Law MR, Wald NJ, Thompson SG. By how much and how quickly does reduction in serum cholesterol concentration lower risk of ischaemic heart disease? BMJ. 1994;308:367–72.
We thank the SNAC-K participants and the SNAC-K Study Group for their collaboration in data collection and management.
Ethical approval and consent to participate
The SNAC-K project was approved by the Ethics Committee at Karolinska Institutet and the Regional Ethics Review Board in Stockholm. Written informed consent was obtained from participants, and in the case of cognitively impaired persons, from a next of kin.
SNAC-K is financially supported by the Swedish Ministry of Health and Social Affairs, and Stockholm County Council and Stockholm Municipality, and the Swedish Research Council. This specific work was further supported in part by grants from the Swedish Research Council for Health, Working Life and Welfare (2014–1382), the Swedish Research Council (2015–2531), and Karolinska Institutet (2016oste46263). The funding bodies have no role in study design, data collection, data analysis, data interpretation, and writing the manuscript.
Availability of data and materials
The datasets used and/or analyzed during the current study are available from the corresponding author on reasonable request.
Consent for publication
The authors declare that they have no competing interests.

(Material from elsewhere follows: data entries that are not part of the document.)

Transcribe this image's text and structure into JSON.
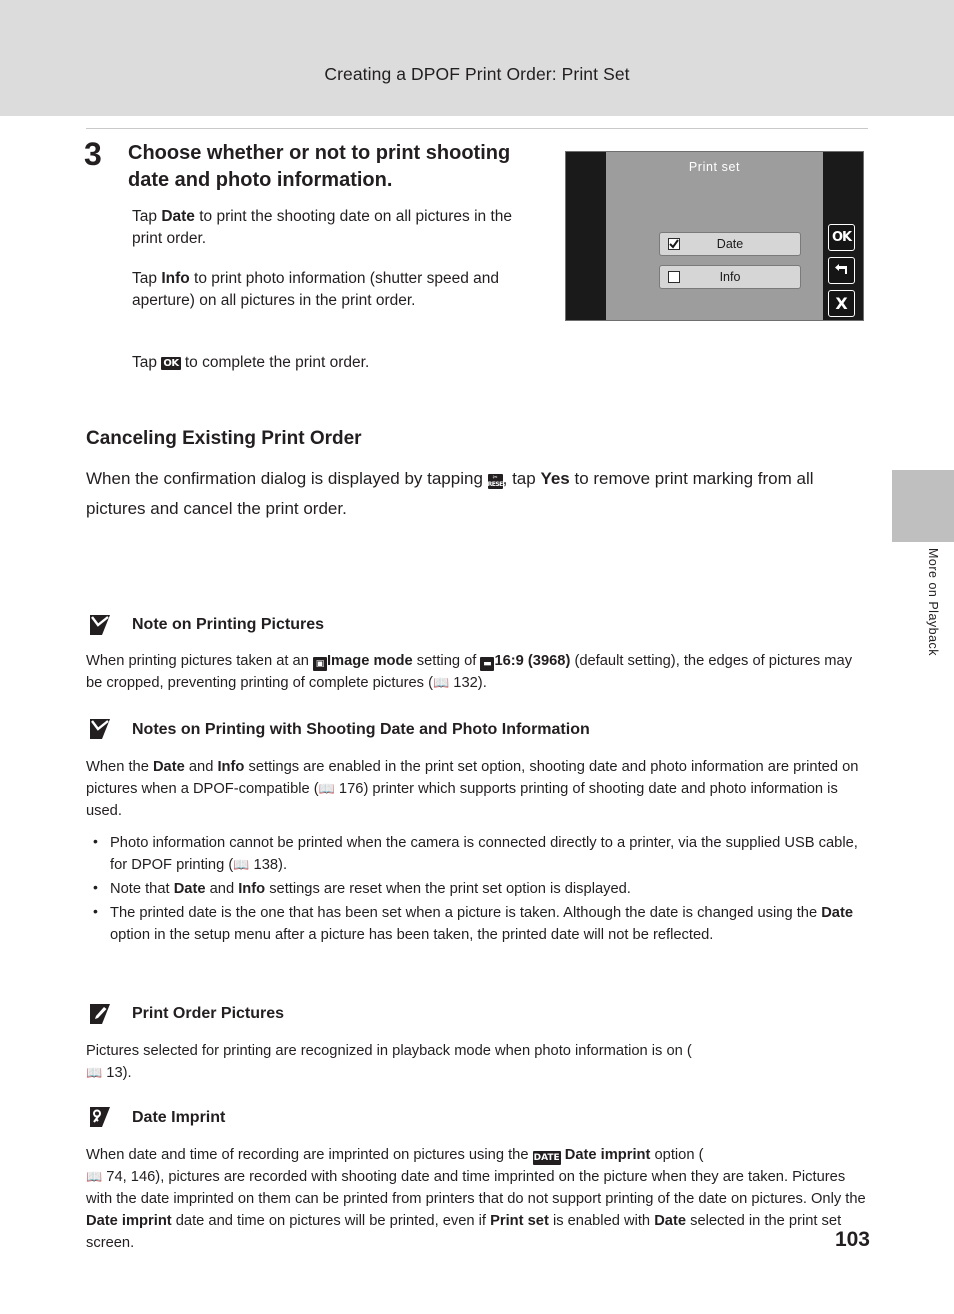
{
  "header": {
    "title": "Creating a DPOF Print Order: Print Set"
  },
  "step": {
    "number": "3",
    "heading": "Choose whether or not to print shooting date and photo information.",
    "p1_pre": "Tap ",
    "p1_bold": "Date",
    "p1_post": " to print the shooting date on all pictures in the print order.",
    "p2_pre": "Tap ",
    "p2_bold": "Info",
    "p2_post": " to print photo information (shutter speed and aperture) on all pictures in the print order.",
    "p3_pre": "Tap ",
    "p3_icon": "OK",
    "p3_post": " to complete the print order."
  },
  "screen": {
    "title": "Print set",
    "date_label": "Date",
    "info_label": "Info",
    "date_checked": true,
    "info_checked": false,
    "btn_ok": "OK",
    "btn_back": "back-arrow-icon",
    "btn_cancel": "X"
  },
  "canceling": {
    "title": "Canceling Existing Print Order",
    "pre": "When the confirmation dialog is displayed by tapping ",
    "icon": "RESET",
    "mid": ", tap ",
    "bold": "Yes",
    "post": " to remove print marking from all pictures and cancel the print order."
  },
  "side_tab": {
    "label": "More on Playback"
  },
  "notes": [
    {
      "id": "note-printing-pictures",
      "icon": "caution-icon",
      "title": "Note on Printing Pictures",
      "body_1": "When printing pictures taken at an ",
      "body_icon_1": "image-mode-icon",
      "body_bold_1": "Image mode",
      "body_2": " setting of ",
      "body_icon_2": "ratio-icon",
      "body_bold_2": "16:9 (3968)",
      "body_3": " (default setting), the edges of pictures may be cropped, preventing printing of complete pictures (",
      "ref": "132",
      "body_4": ")."
    },
    {
      "id": "note-printing-date-info",
      "icon": "caution-icon",
      "title": "Notes on Printing with Shooting Date and Photo Information",
      "body_1": "When the ",
      "bold_1": "Date",
      "body_2": " and ",
      "bold_2": "Info",
      "body_3": " settings are enabled in the print set option, shooting date and photo information are printed on pictures when a DPOF-compatible (",
      "ref": "176",
      "body_4": ") printer which supports printing of shooting date and photo information is used.",
      "bullets": [
        {
          "t1": "Photo information cannot be printed when the camera is connected directly to a printer, via the supplied USB cable, for DPOF printing (",
          "ref": "138",
          "t2": ")."
        },
        {
          "t1": "Note that ",
          "b1": "Date",
          "t2": " and ",
          "b2": "Info",
          "t3": " settings are reset when the print set option is displayed."
        },
        {
          "t1": "The printed date is the one that has been set when a picture is taken. Although the date is changed using the ",
          "b1": "Date",
          "t2": " option in the setup menu after a picture has been taken, the printed date will not be reflected."
        }
      ]
    },
    {
      "id": "note-print-order-pictures",
      "icon": "pencil-icon",
      "title": "Print Order Pictures",
      "body_1": "Pictures selected for printing are recognized in playback mode when photo information is on (",
      "ref": "13",
      "body_2": ")."
    },
    {
      "id": "note-date-imprint",
      "icon": "key-icon",
      "title": "Date Imprint",
      "body_1": "When date and time of recording are imprinted on pictures using the ",
      "icon_inline": "date-imprint-icon",
      "bold_1": "Date imprint",
      "body_2": " option (",
      "ref": "74, 146",
      "body_3": "), pictures are recorded with shooting date and time imprinted on the picture when they are taken. Pictures with the date imprinted on them can be printed from printers that do not support printing of the date on pictures. Only the ",
      "bold_2": "Date imprint",
      "body_4": " date and time on pictures will be printed, even if ",
      "bold_3": "Print set",
      "body_5": " is enabled with ",
      "bold_4": "Date",
      "body_6": " selected in the print set screen."
    }
  ],
  "page_number": "103"
}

Springer Nature remains neutral with regard to jurisdictional claims in published maps and institutional affiliations.